Task requirements:
The records below need to be restated word for word.

Data about app and page elements:
╔══

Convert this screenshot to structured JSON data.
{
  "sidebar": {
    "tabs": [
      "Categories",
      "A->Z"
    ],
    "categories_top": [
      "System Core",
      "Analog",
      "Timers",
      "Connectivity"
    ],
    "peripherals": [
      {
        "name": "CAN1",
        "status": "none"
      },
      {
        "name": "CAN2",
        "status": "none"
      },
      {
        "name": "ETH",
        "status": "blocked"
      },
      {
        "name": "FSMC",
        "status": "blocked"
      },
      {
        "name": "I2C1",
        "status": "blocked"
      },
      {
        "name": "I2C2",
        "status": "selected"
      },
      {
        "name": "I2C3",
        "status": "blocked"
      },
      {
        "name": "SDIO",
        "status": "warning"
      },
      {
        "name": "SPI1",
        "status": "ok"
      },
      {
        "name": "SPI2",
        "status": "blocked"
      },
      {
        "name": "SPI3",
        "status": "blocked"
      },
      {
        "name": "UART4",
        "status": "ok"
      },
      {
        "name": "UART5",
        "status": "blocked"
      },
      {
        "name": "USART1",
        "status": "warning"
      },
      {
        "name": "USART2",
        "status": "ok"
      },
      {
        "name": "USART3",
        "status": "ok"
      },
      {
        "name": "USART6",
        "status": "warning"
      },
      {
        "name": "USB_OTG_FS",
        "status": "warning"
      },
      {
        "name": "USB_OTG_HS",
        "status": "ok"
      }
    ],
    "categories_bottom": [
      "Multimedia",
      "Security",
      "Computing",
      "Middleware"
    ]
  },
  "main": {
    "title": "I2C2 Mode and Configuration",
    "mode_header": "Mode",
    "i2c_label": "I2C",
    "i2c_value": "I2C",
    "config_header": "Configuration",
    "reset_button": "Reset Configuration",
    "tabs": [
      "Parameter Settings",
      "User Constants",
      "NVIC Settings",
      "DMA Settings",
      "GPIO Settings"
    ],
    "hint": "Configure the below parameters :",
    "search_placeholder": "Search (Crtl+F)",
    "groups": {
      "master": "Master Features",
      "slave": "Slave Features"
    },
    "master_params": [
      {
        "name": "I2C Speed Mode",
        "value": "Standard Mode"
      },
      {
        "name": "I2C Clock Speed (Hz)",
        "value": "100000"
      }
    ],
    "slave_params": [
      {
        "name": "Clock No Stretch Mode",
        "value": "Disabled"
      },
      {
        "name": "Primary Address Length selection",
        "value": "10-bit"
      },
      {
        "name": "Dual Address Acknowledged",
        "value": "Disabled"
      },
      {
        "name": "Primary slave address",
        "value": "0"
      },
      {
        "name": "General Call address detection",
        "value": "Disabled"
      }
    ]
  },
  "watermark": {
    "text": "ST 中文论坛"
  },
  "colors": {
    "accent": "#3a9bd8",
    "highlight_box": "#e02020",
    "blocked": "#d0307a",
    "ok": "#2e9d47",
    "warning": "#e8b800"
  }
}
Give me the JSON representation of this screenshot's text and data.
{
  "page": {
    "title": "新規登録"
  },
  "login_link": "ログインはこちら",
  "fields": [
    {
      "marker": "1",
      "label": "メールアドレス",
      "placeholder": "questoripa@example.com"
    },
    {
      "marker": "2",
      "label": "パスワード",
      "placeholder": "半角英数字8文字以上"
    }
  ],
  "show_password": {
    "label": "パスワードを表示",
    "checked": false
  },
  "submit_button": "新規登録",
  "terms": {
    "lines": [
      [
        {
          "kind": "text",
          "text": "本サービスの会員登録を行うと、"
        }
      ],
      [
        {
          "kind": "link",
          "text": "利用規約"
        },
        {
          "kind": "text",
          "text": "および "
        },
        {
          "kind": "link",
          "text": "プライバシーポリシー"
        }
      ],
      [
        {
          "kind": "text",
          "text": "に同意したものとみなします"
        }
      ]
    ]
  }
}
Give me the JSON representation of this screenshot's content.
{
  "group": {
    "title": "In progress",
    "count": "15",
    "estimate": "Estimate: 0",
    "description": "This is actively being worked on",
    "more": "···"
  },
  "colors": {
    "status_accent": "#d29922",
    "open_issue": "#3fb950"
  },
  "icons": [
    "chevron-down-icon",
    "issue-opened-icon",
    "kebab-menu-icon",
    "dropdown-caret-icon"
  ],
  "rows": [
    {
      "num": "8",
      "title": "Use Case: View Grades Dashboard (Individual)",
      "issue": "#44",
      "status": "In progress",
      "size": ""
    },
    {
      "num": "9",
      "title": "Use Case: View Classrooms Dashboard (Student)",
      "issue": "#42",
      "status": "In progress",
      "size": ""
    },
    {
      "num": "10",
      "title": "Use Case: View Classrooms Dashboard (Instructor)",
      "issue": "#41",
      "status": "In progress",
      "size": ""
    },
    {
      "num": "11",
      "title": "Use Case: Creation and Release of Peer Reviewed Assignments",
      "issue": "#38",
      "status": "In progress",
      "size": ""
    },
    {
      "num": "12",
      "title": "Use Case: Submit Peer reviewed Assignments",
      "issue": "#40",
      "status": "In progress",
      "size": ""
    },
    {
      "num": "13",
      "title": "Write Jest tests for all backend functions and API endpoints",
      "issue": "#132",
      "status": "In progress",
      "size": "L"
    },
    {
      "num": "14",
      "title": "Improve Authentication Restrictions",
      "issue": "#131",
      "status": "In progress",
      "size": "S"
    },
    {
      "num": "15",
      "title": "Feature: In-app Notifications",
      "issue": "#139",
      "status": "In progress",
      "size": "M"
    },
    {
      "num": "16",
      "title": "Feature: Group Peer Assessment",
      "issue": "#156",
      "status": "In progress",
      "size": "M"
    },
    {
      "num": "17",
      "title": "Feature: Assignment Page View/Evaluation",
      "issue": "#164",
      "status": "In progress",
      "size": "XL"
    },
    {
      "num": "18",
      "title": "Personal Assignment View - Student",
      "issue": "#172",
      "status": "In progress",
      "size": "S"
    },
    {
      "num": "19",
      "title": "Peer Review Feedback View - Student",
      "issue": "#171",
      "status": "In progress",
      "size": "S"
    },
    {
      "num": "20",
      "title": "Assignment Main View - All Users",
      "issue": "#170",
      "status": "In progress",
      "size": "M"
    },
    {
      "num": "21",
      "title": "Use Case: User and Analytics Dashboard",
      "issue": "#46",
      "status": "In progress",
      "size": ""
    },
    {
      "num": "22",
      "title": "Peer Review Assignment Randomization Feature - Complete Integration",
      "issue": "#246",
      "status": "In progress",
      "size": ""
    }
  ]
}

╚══

Output of the task:
Convert this screenshot to structured JSON data.
{
  "sidebar": {
    "tabs": [
      "Categories",
      "A->Z"
    ],
    "categories_top": [
      "System Core",
      "Analog",
      "Timers",
      "Connectivity"
    ],
    "peripherals": [
      {
        "name": "CAN1",
        "status": "none"
      },
      {
        "name": "CAN2",
        "status": "none"
      },
      {
        "name": "ETH",
        "status": "blocked"
      },
      {
        "name": "FSMC",
        "status": "blocked"
      },
      {
        "name": "I2C1",
        "status": "blocked"
      },
      {
        "name": "I2C2",
        "status": "selected"
      },
      {
        "name": "I2C3",
        "status": "blocked"
      },
      {
        "name": "SDIO",
        "status": "warning"
      },
      {
        "name": "SPI1",
        "status": "ok"
      },
      {
        "name": "SPI2",
        "status": "blocked"
      },
      {
        "name": "SPI3",
        "status": "blocked"
      },
      {
        "name": "UART4",
        "status": "ok"
      },
      {
        "name": "UART5",
        "status": "blocked"
      },
      {
        "name": "USART1",
        "status": "warning"
      },
      {
        "name": "USART2",
        "status": "ok"
      },
      {
        "name": "USART3",
        "status": "ok"
      },
      {
        "name": "USART6",
        "status": "warning"
      },
      {
        "name": "USB_OTG_FS",
        "status": "warning"
      },
      {
        "name": "USB_OTG_HS",
        "status": "ok"
      }
    ],
    "categories_bottom": [
      "Multimedia",
      "Security",
      "Computing",
      "Middleware"
    ]
  },
  "main": {
    "title": "I2C2 Mode and Configuration",
    "mode_header": "Mode",
    "i2c_label": "I2C",
    "i2c_value": "I2C",
    "config_header": "Configuration",
    "reset_button": "Reset Configuration",
    "tabs": [
      "Parameter Settings",
      "User Constants",
      "NVIC Settings",
      "DMA Settings",
      "GPIO Settings"
    ],
    "hint": "Configure the below parameters :",
    "search_placeholder": "Search (Crtl+F)",
    "groups": {
      "master": "Master Features",
      "slave": "Slave Features"
    },
    "master_params": [
      {
        "name": "I2C Speed Mode",
        "value": "Standard Mode"
      },
      {
        "name": "I2C Clock Speed (Hz)",
        "value": "100000"
      }
    ],
    "slave_params": [
      {
        "name": "Clock No Stretch Mode",
        "value": "Disabled"
      },
      {
        "name": "Primary Address Length selection",
        "value": "10-bit"
      },
      {
        "name": "Dual Address Acknowledged",
        "value": "Disabled"
      },
      {
        "name": "Primary slave address",
        "value": "0"
      },
      {
        "name": "General Call address detection",
        "value": "Disabled"
      }
    ]
  },
  "watermark": {
    "text": "ST 中文论坛"
  },
  "colors": {
    "accent": "#3a9bd8",
    "highlight_box": "#e02020",
    "blocked": "#d0307a",
    "ok": "#2e9d47",
    "warning": "#e8b800"
  }
}
Give me the JSON representation of this screenshot's text and data.
{
  "page": {
    "title": "新規登録"
  },
  "login_link": "ログインはこちら",
  "fields": [
    {
      "marker": "1",
      "label": "メールアドレス",
      "placeholder": "questoripa@example.com"
    },
    {
      "marker": "2",
      "label": "パスワード",
      "placeholder": "半角英数字8文字以上"
    }
  ],
  "show_password": {
    "label": "パスワードを表示",
    "checked": false
  },
  "submit_button": "新規登録",
  "terms": {
    "lines": [
      [
        {
          "kind": "text",
          "text": "本サービスの会員登録を行うと、"
        }
      ],
      [
        {
          "kind": "link",
          "text": "利用規約"
        },
        {
          "kind": "text",
          "text": "および "
        },
        {
          "kind": "link",
          "text": "プライバシーポリシー"
        }
      ],
      [
        {
          "kind": "text",
          "text": "に同意したものとみなします"
        }
      ]
    ]
  }
}
Give me the JSON representation of this screenshot's content.
{
  "group": {
    "title": "In progress",
    "count": "15",
    "estimate": "Estimate: 0",
    "description": "This is actively being worked on",
    "more": "···"
  },
  "colors": {
    "status_accent": "#d29922",
    "open_issue": "#3fb950"
  },
  "icons": [
    "chevron-down-icon",
    "issue-opened-icon",
    "kebab-menu-icon",
    "dropdown-caret-icon"
  ],
  "rows": [
    {
      "num": "8",
      "title": "Use Case: View Grades Dashboard (Individual)",
      "issue": "#44",
      "status": "In progress",
      "size": ""
    },
    {
      "num": "9",
      "title": "Use Case: View Classrooms Dashboard (Student)",
      "issue": "#42",
      "status": "In progress",
      "size": ""
    },
    {
      "num": "10",
      "title": "Use Case: View Classrooms Dashboard (Instructor)",
      "issue": "#41",
      "status": "In progress",
      "size": ""
    },
    {
      "num": "11",
      "title": "Use Case: Creation and Release of Peer Reviewed Assignments",
      "issue": "#38",
      "status": "In progress",
      "size": ""
    },
    {
      "num": "12",
      "title": "Use Case: Submit Peer reviewed Assignments",
      "issue": "#40",
      "status": "In progress",
      "size": ""
    },
    {
      "num": "13",
      "title": "Write Jest tests for all backend functions and API endpoints",
      "issue": "#132",
      "status": "In progress",
      "size": "L"
    },
    {
      "num": "14",
      "title": "Improve Authentication Restrictions",
      "issue": "#131",
      "status": "In progress",
      "size": "S"
    },
    {
      "num": "15",
      "title": "Feature: In-app Notifications",
      "issue": "#139",
      "status": "In progress",
      "size": "M"
    },
    {
      "num": "16",
      "title": "Feature: Group Peer Assessment",
      "issue": "#156",
      "status": "In progress",
      "size": "M"
    },
    {
      "num": "17",
      "title": "Feature: Assignment Page View/Evaluation",
      "issue": "#164",
      "status": "In progress",
      "size": "XL"
    },
    {
      "num": "18",
      "title": "Personal Assignment View - Student",
      "issue": "#172",
      "status": "In progress",
      "size": "S"
    },
    {
      "num": "19",
      "title": "Peer Review Feedback View - Student",
      "issue": "#171",
      "status": "In progress",
      "size": "S"
    },
    {
      "num": "20",
      "title": "Assignment Main View - All Users",
      "issue": "#170",
      "status": "In progress",
      "size": "M"
    },
    {
      "num": "21",
      "title": "Use Case: User and Analytics Dashboard",
      "issue": "#46",
      "status": "In progress",
      "size": ""
    },
    {
      "num": "22",
      "title": "Peer Review Assignment Randomization Feature - Complete Integration",
      "issue": "#246",
      "status": "In progress",
      "size": ""
    }
  ]
}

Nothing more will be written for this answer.